Dataset excerpts:
——

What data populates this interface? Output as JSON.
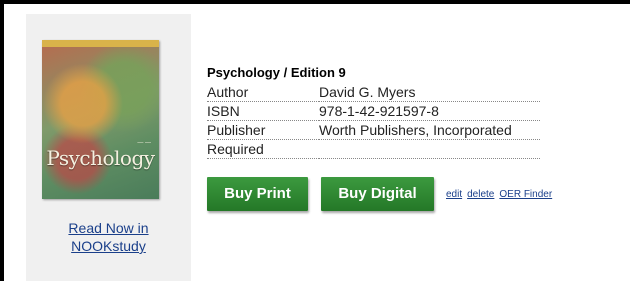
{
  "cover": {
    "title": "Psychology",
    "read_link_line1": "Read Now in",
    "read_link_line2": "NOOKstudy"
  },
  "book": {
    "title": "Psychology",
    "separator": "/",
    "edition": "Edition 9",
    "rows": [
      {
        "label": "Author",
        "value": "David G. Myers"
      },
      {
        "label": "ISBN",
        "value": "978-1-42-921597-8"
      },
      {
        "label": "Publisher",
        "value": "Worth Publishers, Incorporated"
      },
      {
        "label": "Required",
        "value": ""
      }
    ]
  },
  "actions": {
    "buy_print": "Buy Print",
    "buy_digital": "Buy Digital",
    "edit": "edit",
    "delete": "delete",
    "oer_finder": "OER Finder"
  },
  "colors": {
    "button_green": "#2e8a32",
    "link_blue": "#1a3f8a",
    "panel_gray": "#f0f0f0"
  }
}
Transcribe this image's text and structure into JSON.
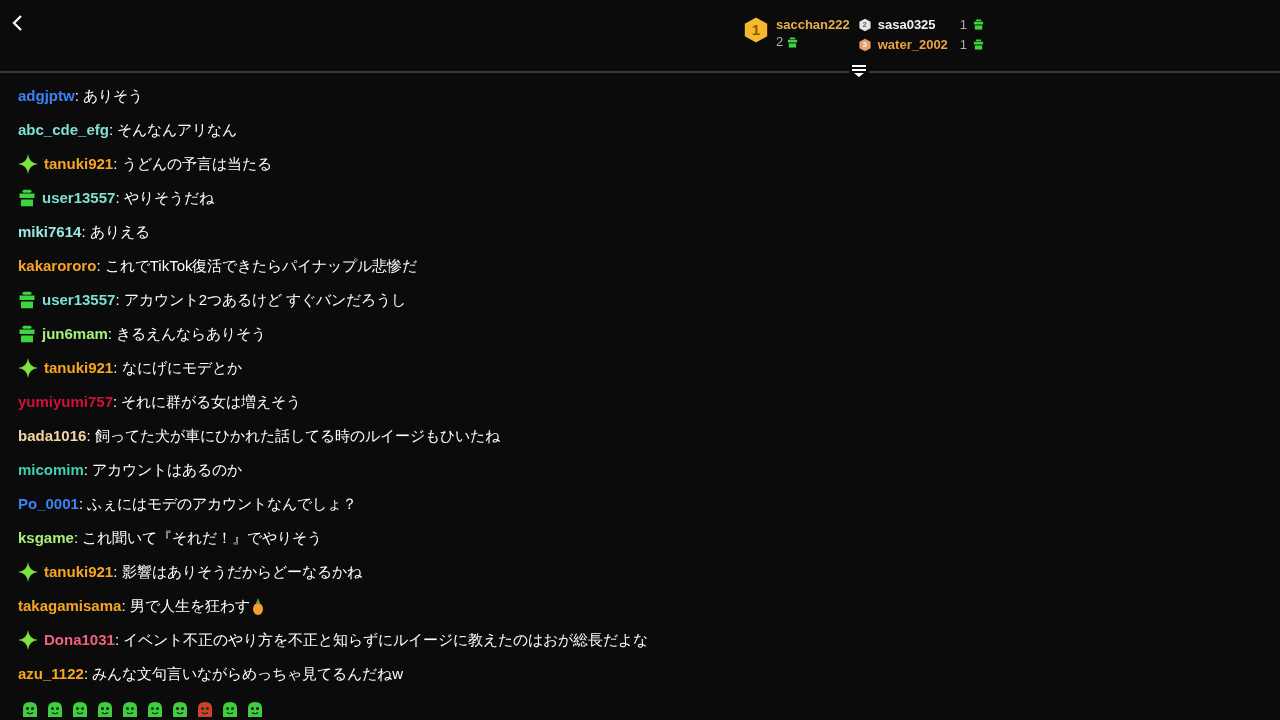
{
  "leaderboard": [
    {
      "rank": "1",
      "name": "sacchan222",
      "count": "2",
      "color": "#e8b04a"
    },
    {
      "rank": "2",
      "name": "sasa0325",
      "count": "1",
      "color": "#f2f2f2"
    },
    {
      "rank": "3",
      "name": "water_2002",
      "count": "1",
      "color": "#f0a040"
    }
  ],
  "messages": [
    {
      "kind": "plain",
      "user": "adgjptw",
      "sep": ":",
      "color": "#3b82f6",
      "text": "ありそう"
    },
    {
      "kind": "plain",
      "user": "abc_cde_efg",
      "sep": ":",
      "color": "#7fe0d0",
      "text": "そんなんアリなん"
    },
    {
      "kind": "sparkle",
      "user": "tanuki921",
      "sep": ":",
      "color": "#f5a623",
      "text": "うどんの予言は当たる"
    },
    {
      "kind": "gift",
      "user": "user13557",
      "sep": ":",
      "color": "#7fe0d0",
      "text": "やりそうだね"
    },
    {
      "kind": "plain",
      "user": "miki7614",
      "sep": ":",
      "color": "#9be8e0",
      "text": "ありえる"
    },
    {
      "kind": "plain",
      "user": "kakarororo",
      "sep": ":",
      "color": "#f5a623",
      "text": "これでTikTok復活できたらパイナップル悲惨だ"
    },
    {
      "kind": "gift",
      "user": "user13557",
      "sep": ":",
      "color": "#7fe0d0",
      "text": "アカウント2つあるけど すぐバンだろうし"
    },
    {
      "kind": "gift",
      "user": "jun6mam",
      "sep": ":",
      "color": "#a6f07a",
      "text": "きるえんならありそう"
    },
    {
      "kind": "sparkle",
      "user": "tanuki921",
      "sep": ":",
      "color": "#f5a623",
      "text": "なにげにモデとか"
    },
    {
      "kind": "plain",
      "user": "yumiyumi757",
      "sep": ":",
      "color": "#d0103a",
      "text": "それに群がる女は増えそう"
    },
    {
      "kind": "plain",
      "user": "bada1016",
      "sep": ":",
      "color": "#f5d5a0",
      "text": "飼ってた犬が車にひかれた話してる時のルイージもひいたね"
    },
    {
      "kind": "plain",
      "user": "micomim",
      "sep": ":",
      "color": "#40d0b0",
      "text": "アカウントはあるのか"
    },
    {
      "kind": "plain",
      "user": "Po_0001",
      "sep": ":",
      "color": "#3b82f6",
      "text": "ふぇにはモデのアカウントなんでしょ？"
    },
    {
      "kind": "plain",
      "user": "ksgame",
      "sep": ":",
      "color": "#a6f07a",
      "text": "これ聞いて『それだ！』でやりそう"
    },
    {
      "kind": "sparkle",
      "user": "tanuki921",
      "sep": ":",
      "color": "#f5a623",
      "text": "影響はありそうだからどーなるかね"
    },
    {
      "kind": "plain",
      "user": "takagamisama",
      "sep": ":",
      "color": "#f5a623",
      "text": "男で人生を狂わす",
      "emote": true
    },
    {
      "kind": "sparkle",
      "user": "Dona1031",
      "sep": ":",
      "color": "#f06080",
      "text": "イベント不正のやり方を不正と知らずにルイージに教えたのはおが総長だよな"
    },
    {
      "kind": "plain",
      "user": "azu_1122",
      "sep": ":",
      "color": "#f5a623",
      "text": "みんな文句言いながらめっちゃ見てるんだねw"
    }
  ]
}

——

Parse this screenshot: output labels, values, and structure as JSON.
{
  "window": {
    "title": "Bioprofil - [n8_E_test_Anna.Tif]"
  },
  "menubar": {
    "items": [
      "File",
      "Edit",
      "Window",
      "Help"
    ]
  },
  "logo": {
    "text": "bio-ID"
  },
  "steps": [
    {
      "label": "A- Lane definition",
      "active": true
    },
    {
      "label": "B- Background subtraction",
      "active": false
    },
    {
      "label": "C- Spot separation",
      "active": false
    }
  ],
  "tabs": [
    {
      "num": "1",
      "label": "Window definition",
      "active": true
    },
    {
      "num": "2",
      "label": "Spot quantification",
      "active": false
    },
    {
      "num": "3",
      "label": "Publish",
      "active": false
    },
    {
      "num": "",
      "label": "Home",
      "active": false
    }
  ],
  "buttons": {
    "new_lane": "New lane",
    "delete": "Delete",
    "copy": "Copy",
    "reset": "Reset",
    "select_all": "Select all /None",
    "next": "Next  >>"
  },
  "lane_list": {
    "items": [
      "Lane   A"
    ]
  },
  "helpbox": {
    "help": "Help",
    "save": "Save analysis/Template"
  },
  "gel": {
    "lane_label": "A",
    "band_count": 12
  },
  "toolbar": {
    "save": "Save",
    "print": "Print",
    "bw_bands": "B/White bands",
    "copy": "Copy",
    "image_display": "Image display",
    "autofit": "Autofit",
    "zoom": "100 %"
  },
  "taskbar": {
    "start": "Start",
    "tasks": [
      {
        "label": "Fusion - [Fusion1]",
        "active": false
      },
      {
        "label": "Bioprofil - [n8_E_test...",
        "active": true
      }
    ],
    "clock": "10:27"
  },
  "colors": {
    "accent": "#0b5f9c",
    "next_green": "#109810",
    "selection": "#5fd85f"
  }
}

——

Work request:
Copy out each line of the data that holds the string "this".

Written response:
What data populates this interface? Output as JSON.
Transcribe this image's text and structure into JSON.
Parse this screenshot: output labels, values, and structure as JSON.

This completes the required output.